Scaling up the growth of Scouting across India for more young people

4 minutes
Girl Scouts in India in the Outdoors

As Scouting continues to adapt to the realities of the COVID-19 pandemic, National Scout Organizations around the world are discovering ways to maintain and grow their membership. 

The Bharat Scouts and Guides in India are a shining example of an organisation, that despite the challenges of the global health crisis, is working to engage even more young people and volunteers in Scouting by establishing a clear and actionable growth strategy for their whole organisation. 

India is currently home to a fifth of the world’s youth, and more than half of the country’s 1.3 billion people are below the age of 25, representing a sizeable opportunity to equip the next generation of young women and men with the skills needed to be active global citizens. 

Already this growth effort is underway thanks to a project being implemented by the Bharat Scouts and Guides with the generous and ongoing support from Alwaleed Philanthropies, a key partner of World Scouting and the World Scout Foundation. 

The project is rolling out in places such as Chennai, Hyderabad, New Delhi, Jaipur, Benguluru, Mumbai, Hyderabad, Lucknow, Shimla, Dehradun, Raipur and other communities to expand the number of young people involved in Scouting from 3.7 million to more than 6 million in the next five years. 

Indian Scouts celebrating at a Jamboree
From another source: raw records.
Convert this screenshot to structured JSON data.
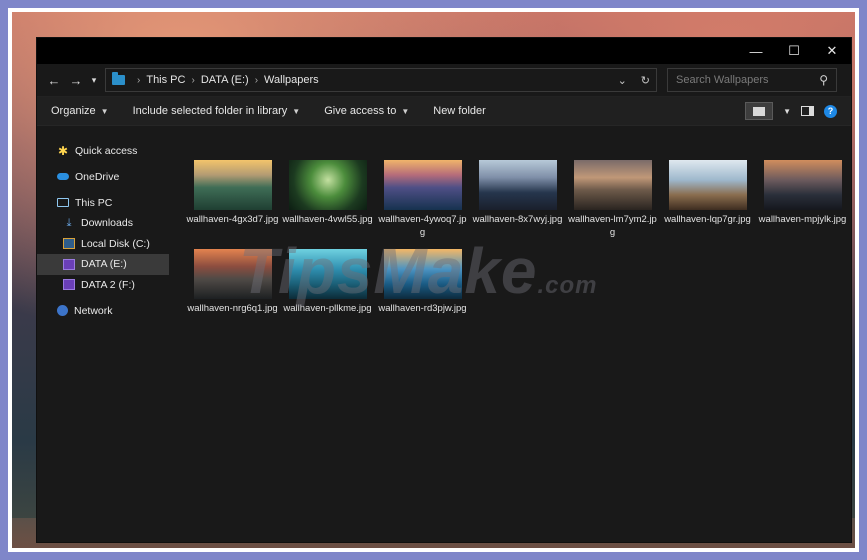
{
  "breadcrumb": [
    "This PC",
    "DATA (E:)",
    "Wallpapers"
  ],
  "search": {
    "placeholder": "Search Wallpapers"
  },
  "window_controls": {
    "minimize": "—",
    "maximize": "☐",
    "close": "✕"
  },
  "toolbar": {
    "organize": "Organize",
    "include": "Include selected folder in library",
    "give_access": "Give access to",
    "new_folder": "New folder"
  },
  "sidebar": {
    "items": [
      {
        "label": "Quick access",
        "icon": "star-icon"
      },
      {
        "label": "OneDrive",
        "icon": "cloud-icon"
      },
      {
        "label": "This PC",
        "icon": "computer-icon"
      },
      {
        "label": "Downloads",
        "icon": "download-icon"
      },
      {
        "label": "Local Disk (C:)",
        "icon": "disk-icon"
      },
      {
        "label": "DATA (E:)",
        "icon": "drive-icon"
      },
      {
        "label": "DATA 2 (F:)",
        "icon": "drive-icon"
      },
      {
        "label": "Network",
        "icon": "network-icon"
      }
    ]
  },
  "files": [
    {
      "name": "wallhaven-4gx3d7.jpg"
    },
    {
      "name": "wallhaven-4vwl55.jpg"
    },
    {
      "name": "wallhaven-4ywoq7.jpg"
    },
    {
      "name": "wallhaven-8x7wyj.jpg"
    },
    {
      "name": "wallhaven-lm7ym2.jpg"
    },
    {
      "name": "wallhaven-lqp7gr.jpg"
    },
    {
      "name": "wallhaven-mpjylk.jpg"
    },
    {
      "name": "wallhaven-nrg6q1.jpg"
    },
    {
      "name": "wallhaven-pllkme.jpg"
    },
    {
      "name": "wallhaven-rd3pjw.jpg"
    }
  ],
  "watermark": {
    "main": "TipsMake",
    "suffix": ".com"
  }
}
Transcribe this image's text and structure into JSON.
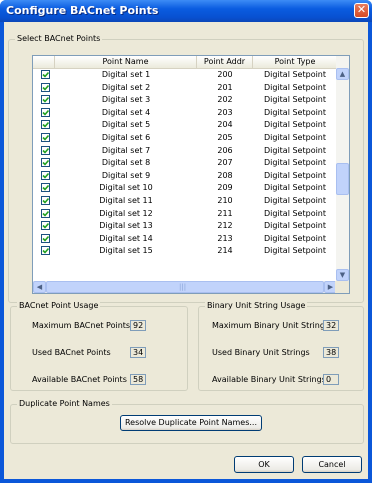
{
  "window": {
    "title": "Configure BACnet Points",
    "close_label": "✕"
  },
  "points_group": {
    "label": "Select BACnet Points",
    "columns": [
      "Point Name",
      "Point Addr",
      "Point Type"
    ],
    "rows": [
      {
        "checked": true,
        "name": "Digital set 1",
        "addr": "200",
        "type": "Digital Setpoint"
      },
      {
        "checked": true,
        "name": "Digital set 2",
        "addr": "201",
        "type": "Digital Setpoint"
      },
      {
        "checked": true,
        "name": "Digital set 3",
        "addr": "202",
        "type": "Digital Setpoint"
      },
      {
        "checked": true,
        "name": "Digital set 4",
        "addr": "203",
        "type": "Digital Setpoint"
      },
      {
        "checked": true,
        "name": "Digital set 5",
        "addr": "204",
        "type": "Digital Setpoint"
      },
      {
        "checked": true,
        "name": "Digital set 6",
        "addr": "205",
        "type": "Digital Setpoint"
      },
      {
        "checked": true,
        "name": "Digital set 7",
        "addr": "206",
        "type": "Digital Setpoint"
      },
      {
        "checked": true,
        "name": "Digital set 8",
        "addr": "207",
        "type": "Digital Setpoint"
      },
      {
        "checked": true,
        "name": "Digital set 9",
        "addr": "208",
        "type": "Digital Setpoint"
      },
      {
        "checked": true,
        "name": "Digital set 10",
        "addr": "209",
        "type": "Digital Setpoint"
      },
      {
        "checked": true,
        "name": "Digital set 11",
        "addr": "210",
        "type": "Digital Setpoint"
      },
      {
        "checked": true,
        "name": "Digital set 12",
        "addr": "211",
        "type": "Digital Setpoint"
      },
      {
        "checked": true,
        "name": "Digital set 13",
        "addr": "212",
        "type": "Digital Setpoint"
      },
      {
        "checked": true,
        "name": "Digital set 14",
        "addr": "213",
        "type": "Digital Setpoint"
      },
      {
        "checked": true,
        "name": "Digital set 15",
        "addr": "214",
        "type": "Digital Setpoint"
      }
    ],
    "scroll_icons": {
      "up": "▲",
      "down": "▼",
      "left": "◀",
      "right": "▶",
      "grip": "|||"
    }
  },
  "usage": {
    "label": "BACnet Point Usage",
    "max_label": "Maximum BACnet Points",
    "max_value": "92",
    "used_label": "Used BACnet Points",
    "used_value": "34",
    "avail_label": "Available BACnet Points",
    "avail_value": "58"
  },
  "binary": {
    "label": "Binary Unit String Usage",
    "max_label": "Maximum Binary Unit Strings",
    "max_value": "32",
    "used_label": "Used Binary Unit Strings",
    "used_value": "38",
    "avail_label": "Available Binary Unit Strings",
    "avail_value": "0"
  },
  "duplicate": {
    "label": "Duplicate Point Names",
    "button": "Resolve Duplicate Point Names..."
  },
  "footer": {
    "ok": "OK",
    "cancel": "Cancel"
  },
  "colors": {
    "titlebar": "#0a5ce0",
    "client": "#ece9d8",
    "close": "#d44a25"
  },
  "icons": {
    "close": "close-icon",
    "check": "checkmark-icon"
  }
}
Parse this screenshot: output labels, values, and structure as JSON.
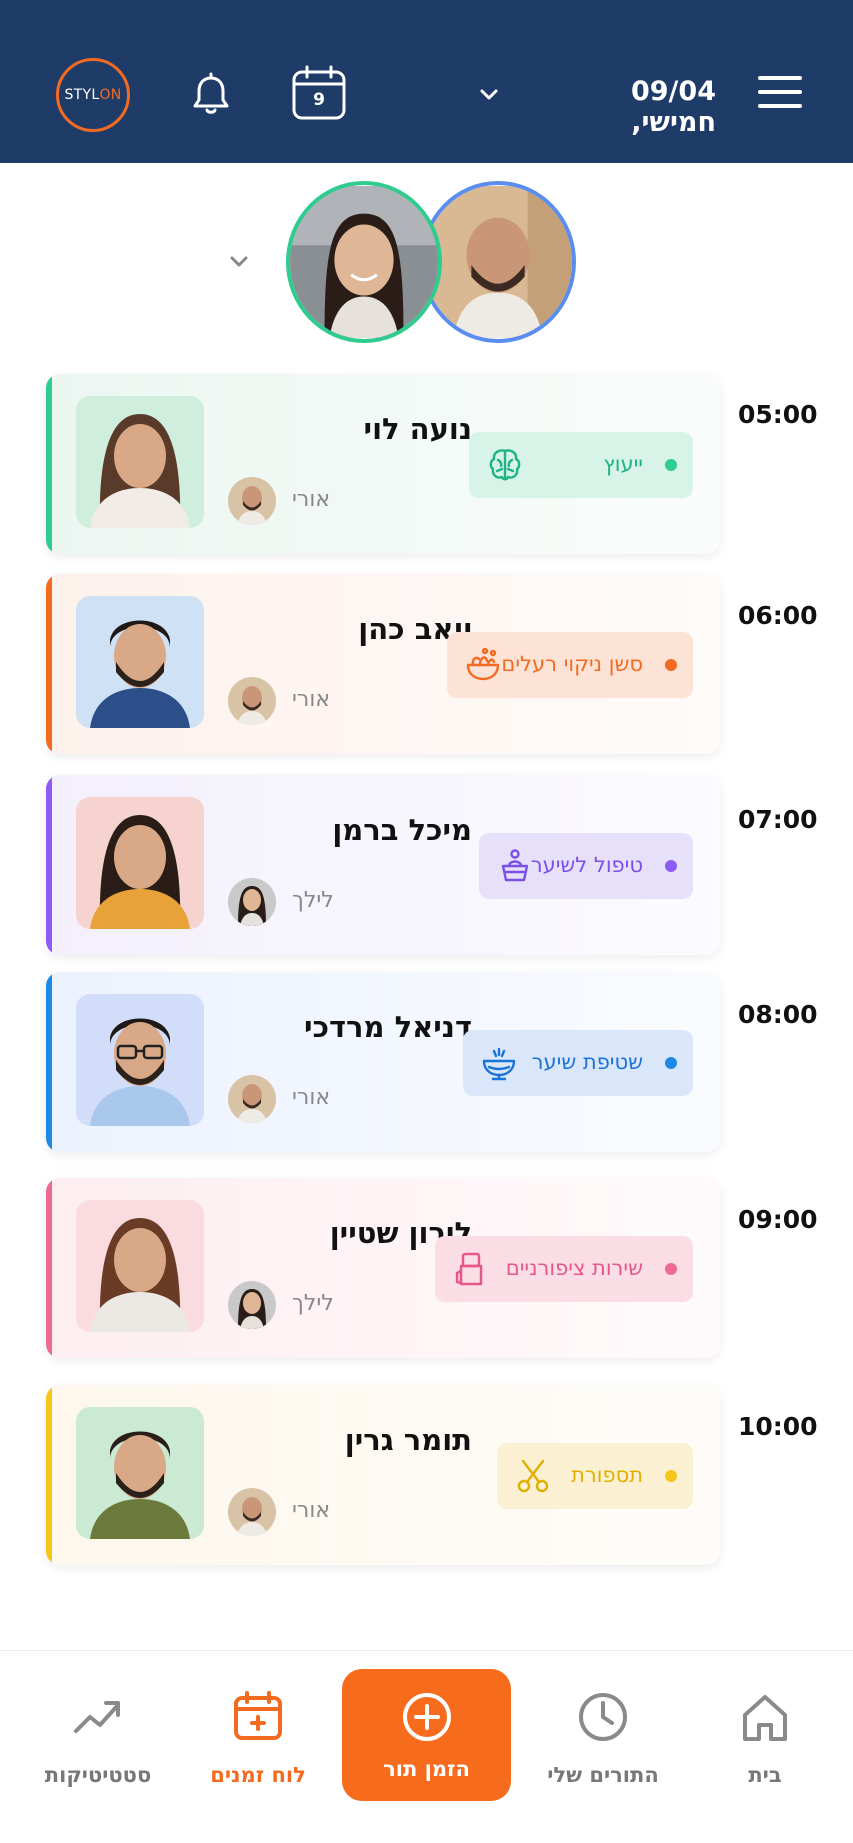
{
  "header": {
    "logo_prefix": "STYL",
    "logo_suffix": "ON",
    "calendar_day": "9",
    "date": "09/04 ,חמישי"
  },
  "appointments": [
    {
      "time": "05:00",
      "client": "נועה לוי",
      "staff": "אורי",
      "service": "ייעוץ",
      "service_icon": "brain-icon",
      "accent": "#2ecc8e"
    },
    {
      "time": "06:00",
      "client": "יואב כהן",
      "staff": "אורי",
      "service": "סשן ניקוי רעלים",
      "service_icon": "salad-bowl-icon",
      "accent": "#f36a21"
    },
    {
      "time": "07:00",
      "client": "מיכל ברמן",
      "staff": "לילך",
      "service": "טיפול לשיער",
      "service_icon": "hair-treatment-icon",
      "accent": "#8b5cf6"
    },
    {
      "time": "08:00",
      "client": "דניאל מרדכי",
      "staff": "אורי",
      "service": "שטיפת שיער",
      "service_icon": "hair-wash-icon",
      "accent": "#1e88e5"
    },
    {
      "time": "09:00",
      "client": "לירון שטיין",
      "staff": "לילך",
      "service": "שירות ציפורניים",
      "service_icon": "nail-polish-icon",
      "accent": "#ec6a93"
    },
    {
      "time": "10:00",
      "client": "תומר גרין",
      "staff": "אורי",
      "service": "תספורת",
      "service_icon": "scissors-icon",
      "accent": "#f5c518"
    }
  ],
  "nav": {
    "home": "בית",
    "my_appointments": "התורים שלי",
    "book": "הזמן תור",
    "schedule": "לוח זמנים",
    "stats": "סטטיטיקות"
  }
}
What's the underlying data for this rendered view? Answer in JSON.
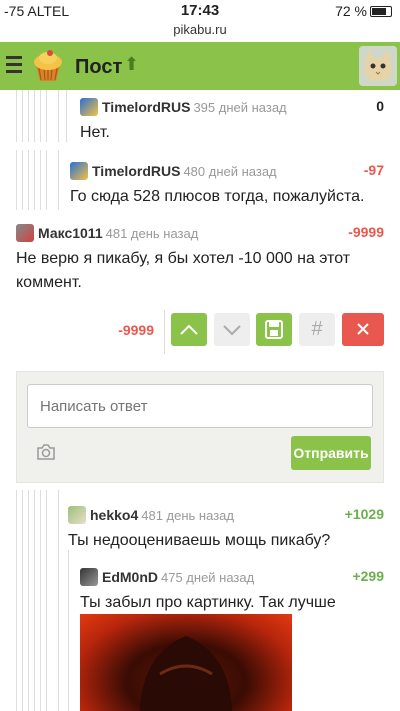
{
  "status": {
    "carrier": "-75 ALTEL",
    "time": "17:43",
    "battery": "72 %"
  },
  "url": "pikabu.ru",
  "nav": {
    "title": "Пост"
  },
  "comments": [
    {
      "author": "TimelordRUS",
      "time": "395 дней назад",
      "score": "0",
      "text": "Нет."
    },
    {
      "author": "TimelordRUS",
      "time": "480 дней назад",
      "score": "-97",
      "text": "Го сюда 528 плюсов тогда, пожалуйста."
    },
    {
      "author": "Макс1011",
      "time": "481 день назад",
      "score": "-9999",
      "text": "Не верю я пикабу, я бы хотел -10 000 на этот коммент."
    },
    {
      "author": "hekko4",
      "time": "481 день назад",
      "score": "+1029",
      "text": "Ты недооцениваешь мощь пикабу?"
    },
    {
      "author": "EdM0nD",
      "time": "475 дней назад",
      "score": "+299",
      "text": "Ты забыл про картинку. Так лучше"
    }
  ],
  "vote_bar": {
    "score": "-9999",
    "hash": "#"
  },
  "reply": {
    "placeholder": "Написать ответ",
    "send": "Отправить"
  },
  "colors": {
    "brand": "#8bc34a",
    "negative": "#e8584f",
    "positive": "#6ab04c"
  },
  "icons": [
    "hamburger-menu-icon",
    "cupcake-logo-icon",
    "up-arrow-icon",
    "cat-avatar",
    "upvote-chevron-icon",
    "downvote-chevron-icon",
    "save-floppy-icon",
    "hash-icon",
    "close-icon",
    "camera-icon"
  ]
}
“We need to work hard to reach all corners of the country with Scouting. Scouting can only change our nation positively,” said Arup Sarkar, Project Manager for the Bharat Scouts and Guides. “We have defined a realistic goal and developed our action plan for growth. We hope, after a few years, to further expand Scouting in schools and communities.” 

Key to the success of achieving membership growth for the Bharat Scouts and Guides is having a clear, actionable strategy with achievable targets that could be measure. With support for growth via the WOSM Services Platform — developed with support from the World Scout Foundation — the Scouts have transformed their national growth strategy into a collective call to action with buy-in from leadership and Scouts.

The first phase in 2020 saw the rollout of the strategy with a focus on coordination efforts, including the establishment of State growth coordinators in eight focal States across India — Assam, Chhattisgarh, Himachal Pradesh, Karnataka, Maharashtra, Odisha, Tamil Nadu, and Uttar Pradesh — and the development of a national growth unit to provide day-to-day monitoring and support. The Scouts trained 65 facilitators and 13,744 Scout leaders in the first year and a half, opening 10,918 units for 185,492 new Scouts and Guides to join Scouting.

Scouts in India supporting the local community

While the global COVID-19 pandemic stalled in-person Scout training and activities at various times last year, Scouting in India has continued to grow. Today, four more States have been included in the growth project — Andhra Pradesh, Jammu and Kashmir, Rajasthan, and West Bengal — and work is ongoing to sustain and support the growth of Scouting and engagement of new Scouts. 

The National Scout Organization has run additional 100 growth coordinator training courses involving 5,000 new Scout Leaders, carried out a series of six online webinars for young people on skills development, and undertaken a review of their Youth Programme and existing training system for volunteer engagement and membership management.

“The coordination training enabled me to see the opportunity that we can create for many more young people in my State. It was important to understand that the membership growth is directly linked with our mission and the reason Scouting exists, said Kaushik Chatterjee, State Growth Coordinator in West Bengal, India. “Thanks to the training, we understand the diverse areas that contribute to growth and how we can create more outreach. Now with our new State growth plans we will make sure we provide possibilities for many more young people to benefit from Scouting.” 

The growth agenda has also positioned Scouting in India as an ideal partner to contribute to the national government’s efforts to extend education for all and expand Skill India as a key initiative to provide more young people with 21st century skills for the future. 

Scout in India supporting their communities

Related news

Read more
Read more
See all news